> **Work required**
Print every entry below again exactly as written, skipping the pictures.

> **Supplied material**
★ ★ ★ ★ ★
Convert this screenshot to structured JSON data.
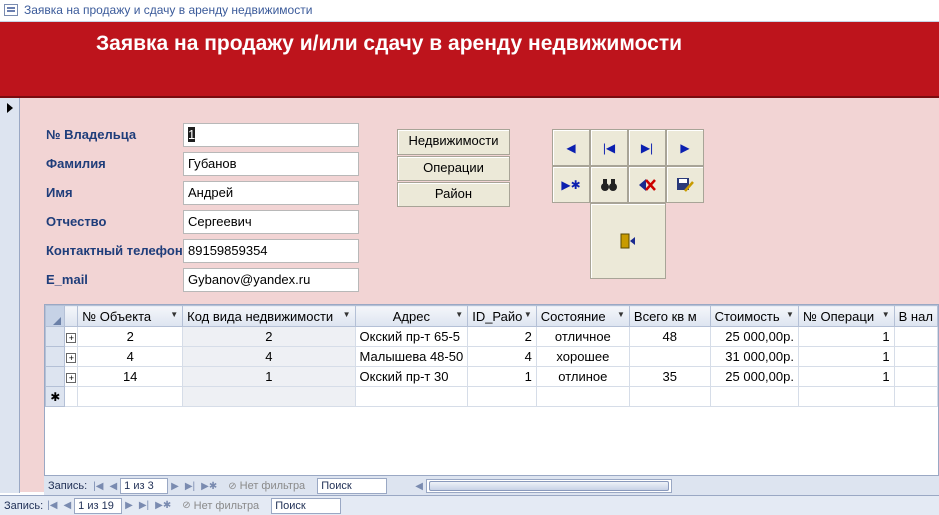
{
  "window": {
    "title": "Заявка на продажу и сдачу в аренду недвижимости"
  },
  "header": {
    "title": "Заявка на продажу и/или сдачу в аренду недвижимости"
  },
  "form": {
    "fields": [
      {
        "label": "№ Владельца",
        "value": "1"
      },
      {
        "label": "Фамилия",
        "value": "Губанов"
      },
      {
        "label": "Имя",
        "value": "Андрей"
      },
      {
        "label": "Отчество",
        "value": "Сергеевич"
      },
      {
        "label": "Контактный телефон",
        "value": "89159859354"
      },
      {
        "label": "E_mail",
        "value": "Gybanov@yandex.ru"
      }
    ],
    "buttons": {
      "realty": "Недвижимости",
      "operations": "Операции",
      "district": "Район"
    },
    "nav_icons": [
      "previous-record-icon",
      "first-record-icon",
      "last-record-icon",
      "next-record-icon",
      "new-record-icon",
      "find-record-icon",
      "delete-record-icon",
      "save-record-icon",
      "close-form-icon"
    ]
  },
  "datasheet": {
    "columns": [
      "№ Объекта",
      "Код вида недвижимости",
      "Адрес",
      "ID_Райо",
      "Состояние",
      "Всего кв м",
      "Стоимость",
      "№ Операци",
      "В нал"
    ],
    "rows": [
      [
        "2",
        "2",
        "Окский пр-т 65-5",
        "2",
        "отличное",
        "48",
        "25 000,00р.",
        "1",
        ""
      ],
      [
        "4",
        "4",
        "Малышева 48-50",
        "4",
        "хорошее",
        "",
        "31 000,00р.",
        "1",
        ""
      ],
      [
        "14",
        "1",
        "Окский пр-т  30",
        "1",
        "отлиное",
        "35",
        "25 000,00р.",
        "1",
        ""
      ]
    ],
    "new_row_marker": "✱",
    "nav": {
      "label": "Запись:",
      "position": "1 из 3",
      "filter": "Нет фильтра",
      "search": "Поиск"
    }
  },
  "form_nav": {
    "label": "Запись:",
    "position": "1 из 19",
    "filter": "Нет фильтра",
    "search": "Поиск"
  }
}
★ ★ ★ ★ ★
> **Answer to this exercise**
Convert this screenshot to structured JSON data.
{
  "window": {
    "title": "Заявка на продажу и сдачу в аренду недвижимости"
  },
  "header": {
    "title": "Заявка на продажу и/или сдачу в аренду недвижимости"
  },
  "form": {
    "fields": [
      {
        "label": "№ Владельца",
        "value": "1"
      },
      {
        "label": "Фамилия",
        "value": "Губанов"
      },
      {
        "label": "Имя",
        "value": "Андрей"
      },
      {
        "label": "Отчество",
        "value": "Сергеевич"
      },
      {
        "label": "Контактный телефон",
        "value": "89159859354"
      },
      {
        "label": "E_mail",
        "value": "Gybanov@yandex.ru"
      }
    ],
    "buttons": {
      "realty": "Недвижимости",
      "operations": "Операции",
      "district": "Район"
    },
    "nav_icons": [
      "previous-record-icon",
      "first-record-icon",
      "last-record-icon",
      "next-record-icon",
      "new-record-icon",
      "find-record-icon",
      "delete-record-icon",
      "save-record-icon",
      "close-form-icon"
    ]
  },
  "datasheet": {
    "columns": [
      "№ Объекта",
      "Код вида недвижимости",
      "Адрес",
      "ID_Райо",
      "Состояние",
      "Всего кв м",
      "Стоимость",
      "№ Операци",
      "В нал"
    ],
    "rows": [
      [
        "2",
        "2",
        "Окский пр-т 65-5",
        "2",
        "отличное",
        "48",
        "25 000,00р.",
        "1",
        ""
      ],
      [
        "4",
        "4",
        "Малышева 48-50",
        "4",
        "хорошее",
        "",
        "31 000,00р.",
        "1",
        ""
      ],
      [
        "14",
        "1",
        "Окский пр-т  30",
        "1",
        "отлиное",
        "35",
        "25 000,00р.",
        "1",
        ""
      ]
    ],
    "new_row_marker": "✱",
    "nav": {
      "label": "Запись:",
      "position": "1 из 3",
      "filter": "Нет фильтра",
      "search": "Поиск"
    }
  },
  "form_nav": {
    "label": "Запись:",
    "position": "1 из 19",
    "filter": "Нет фильтра",
    "search": "Поиск"
  }
}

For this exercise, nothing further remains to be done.